Save Virunga 2020: If You Hurt Nature You Are Hurting Yourself

“Because we do not love the earth and the things of the earth but merely utilize them…we have lost touch with life…We have lost the sense of tenderness, that sensitivity, that response to things of beauty; and it is only in the renewal of that sensitivity that we can have understanding of what is true… Read More

Good News For Virunga: Mountain Gorilla Numbers Surpass 1.000

Authorities in the Democratic Republic of Congo, Republic of Rwanda, and Republic of Uganda release new census results. Rubavu, Rwanda, 31 May 2018 A recent survey documented 604 mountain gorillas (Gorilla beringei beringei), the largest number of mountain gorillas ever recorded in the transboundary Virunga Massif, one of the two remaining areas where this Critically… Read More

1.000 Reasons Save Virunga: The Renegade Scientist Who Taught Us to Love Gorillas

A peek into the National Geographic archives reveals how Dian Fossey refused to let anyone “cheapen” the misunderstood primates. By Nina Strochlic Before she was known around the world for living with mountain gorillas, Dian Fossey struggled to bring attention to their dwindling numbers. Certain that gorillas were on the verge of extinction, she adopted… Read More

1921: A Journey in the History of Virunga National Park #1

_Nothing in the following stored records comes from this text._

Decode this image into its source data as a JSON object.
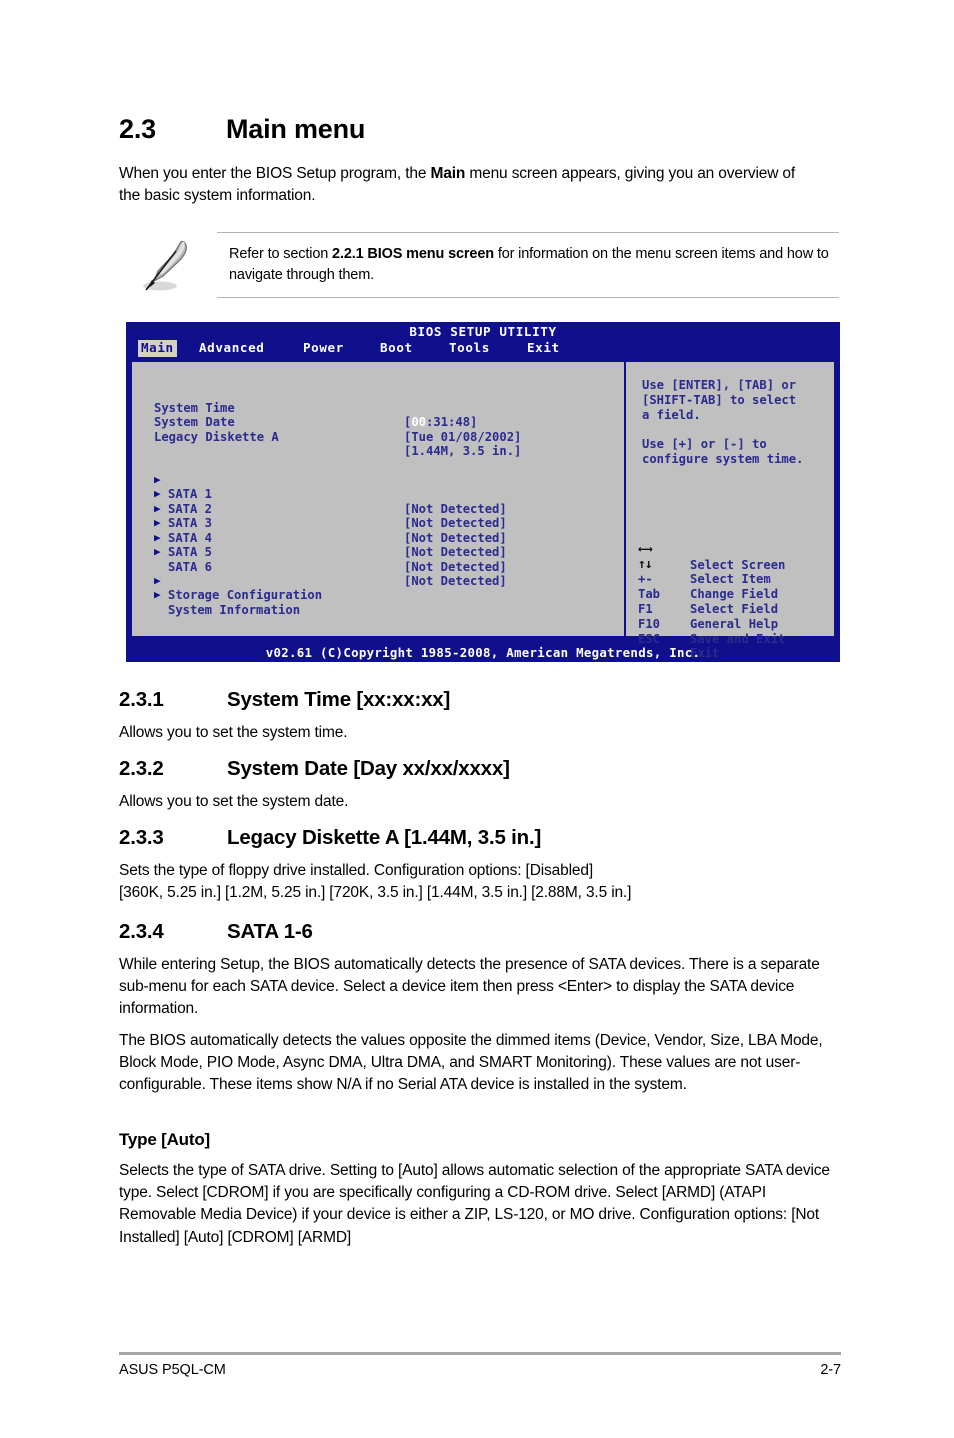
{
  "heading": {
    "number": "2.3",
    "title": "Main menu"
  },
  "intro": "When you enter the BIOS Setup program, the <b>Main</b> menu screen appears, giving you an overview of the basic system information.",
  "note": {
    "icon": "pencil-icon",
    "text": "Refer to section <b>2.2.1 BIOS menu screen</b> for information on the menu screen items and how to navigate through them."
  },
  "bios": {
    "title": "BIOS SETUP UTILITY",
    "tabs": [
      {
        "label": "Main",
        "active": true
      },
      {
        "label": "Advanced",
        "active": false
      },
      {
        "label": "Power",
        "active": false
      },
      {
        "label": "Boot",
        "active": false
      },
      {
        "label": "Tools",
        "active": false
      },
      {
        "label": "Exit",
        "active": false
      }
    ],
    "fields": [
      {
        "label": "System Time",
        "value_prefix": "[",
        "value_highlight": "00",
        "value_suffix": ":31:48]"
      },
      {
        "label": "System Date",
        "value": "[Tue 01/08/2002]"
      },
      {
        "label": "Legacy Diskette A",
        "value": "[1.44M, 3.5 in.]"
      }
    ],
    "sata": [
      {
        "label": "SATA 1",
        "value": "[Not Detected]"
      },
      {
        "label": "SATA 2",
        "value": "[Not Detected]"
      },
      {
        "label": "SATA 3",
        "value": "[Not Detected]"
      },
      {
        "label": "SATA 4",
        "value": "[Not Detected]"
      },
      {
        "label": "SATA 5",
        "value": "[Not Detected]"
      },
      {
        "label": "SATA 6",
        "value": "[Not Detected]"
      }
    ],
    "submenus": [
      {
        "label": "Storage Configuration"
      },
      {
        "label": "System Information"
      }
    ],
    "help": "Use [ENTER], [TAB] or\n[SHIFT-TAB] to select\na field.\n\nUse [+] or [-] to\nconfigure system time.",
    "keys": [
      {
        "key": "←→",
        "is_glyph": true,
        "desc": "Select Screen"
      },
      {
        "key": "↑↓",
        "is_glyph": true,
        "desc": "Select Item"
      },
      {
        "key": "+-",
        "is_glyph": false,
        "desc": "Change Field"
      },
      {
        "key": "Tab",
        "is_glyph": false,
        "desc": "Select Field"
      },
      {
        "key": "F1",
        "is_glyph": false,
        "desc": "General Help"
      },
      {
        "key": "F10",
        "is_glyph": false,
        "desc": "Save and Exit"
      },
      {
        "key": "ESC",
        "is_glyph": false,
        "desc": "Exit"
      }
    ],
    "footer": "v02.61 (C)Copyright 1985-2008, American Megatrends, Inc.",
    "colors": {
      "header_blue": "#10108C",
      "panel_gray": "#C0C0C0",
      "text_blue": "#2B2B8F",
      "active_tab_bg": "#D4D0C8",
      "highlight_white": "#FFFFFF"
    }
  },
  "sections": {
    "s231": {
      "number": "2.3.1",
      "title": "System Time [xx:xx:xx]",
      "body": "Allows you to set the system time."
    },
    "s232": {
      "number": "2.3.2",
      "title": "System Date [Day xx/xx/xxxx]",
      "body": "Allows you to set the system date."
    },
    "s233": {
      "number": "2.3.3",
      "title": "Legacy Diskette A [1.44M, 3.5 in.]",
      "body": "Sets the type of floppy drive installed. Configuration options: [Disabled]<br>[360K, 5.25 in.] [1.2M, 5.25 in.] [720K, 3.5 in.] [1.44M, 3.5 in.] [2.88M, 3.5 in.]"
    },
    "s234": {
      "number": "2.3.4",
      "title": "SATA 1-6",
      "body1": "While entering Setup, the BIOS automatically detects the presence of SATA devices. There is a separate sub-menu for each SATA device. Select a device item then press &lt;Enter&gt; to display the SATA device information.",
      "body2": "The BIOS automatically detects the values opposite the dimmed items (Device, Vendor, Size, LBA Mode, Block Mode, PIO Mode, Async DMA, Ultra DMA, and SMART Monitoring). These values are not user-configurable. These items show N/A if no Serial ATA device is installed in the system."
    },
    "type": {
      "title": "Type [Auto]",
      "body": "Selects the type of SATA drive. Setting to [Auto] allows automatic selection of the appropriate SATA device type. Select [CDROM] if you are specifically configuring a CD-ROM drive. Select [ARMD] (ATAPI Removable Media Device) if your device is either a ZIP, LS-120, or MO drive. Configuration options: [Not Installed] [Auto] [CDROM] [ARMD]"
    }
  },
  "footer": {
    "left": "ASUS P5QL-CM",
    "right": "2-7"
  }
}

In the Footsteps of the Museum’s Virunga Gorillas* Carl E. Akeley was an American naturalist and explorer. Her was also known as Carl Ethan Akeley, born in May 19, 1864 in Clarendon, New York. He Died in November 17, 1926 in Virunga National Park, Belgian Congo. He was buried only a couple miles away from where he encountered his first gorilla in 1921 (1). … Read More

Gorillas in Congo are in Danger: Oil exploration in Virunga

Instead of the hoped tourists, now the oil industry is moving in and stating that their positive effects would easily balance minor environmental damages… Unofficial translation of the German article Die Zeit “Der große Ausverkauf des Virunga-Nationalparks” By Jonas Schaible Although the Democratic Republic of Congo through the last two decades has had to mourn… Read More

1.000 Reasons Save Virunga: Merry Xmas!

The Virunga National Park (French: Parc National des Virunga), formerly named Albert National Park, is a 7,800-square-kilometre (3,000 sq mi) National Park that stretches from the Virunga Mountains in the South, to the Rwenzori Mountains in the North, in the eastern Democratic Republic of the Congo, bordering Volcanoes National Park in Rwanda and Rwenzori Mountains… Read More

Virunga: Oldest and Most Biodiverse Park in Africa

Virunga National Park Virunga National Park is a 7800 square kilometer UNESCO World Heritage Site that lies on the eastern border of the Democratic Republic of Congo. It is the is the second oldest national park in the world and the oldest in Africa, established in 1925. It is the most diverse national park on… Read More

1.000 Reasons Save Virunga: #24 Tourism

Virunga National Park Africa’s Oldest Park . Virunga National Park is a land of superlatives. It is the oldest national park in Africa and a World Heritage Site. Virunga is one of the few parks left in the world that is home to the critically endangered mountain gorilla. It harbors more mammal, bird, and reptile… Read More

Rainforest Rescue: SOCO International PLC plans to drill for oil in Virunga National Park – TAKE ACTION

DR Congo: Oil company threatens gorilla forest PROTEST Gorilla family in Virunga National ParkThe dense montane rainforest in the Virunga National Park is one of the last remaining habitats of the endangered mountain gorillas. Virunga is located in the eastern part of the Democratic Republic of the Congo and is the oldest national park in… Read More

1.000 Reasons Save Virunga: #15

Mountain Gorilla The greatest current threats to mountain gorillas are entanglement in hunting snares, disease transfer from humans, and habitat loss for agriculture and livestock. “Gorillas have almost the same DNA as us, and humans can transmit anything from a common cold to ebola. Gorilla populations are incredibly fragile and sensitive to environmental change. There are only… Read More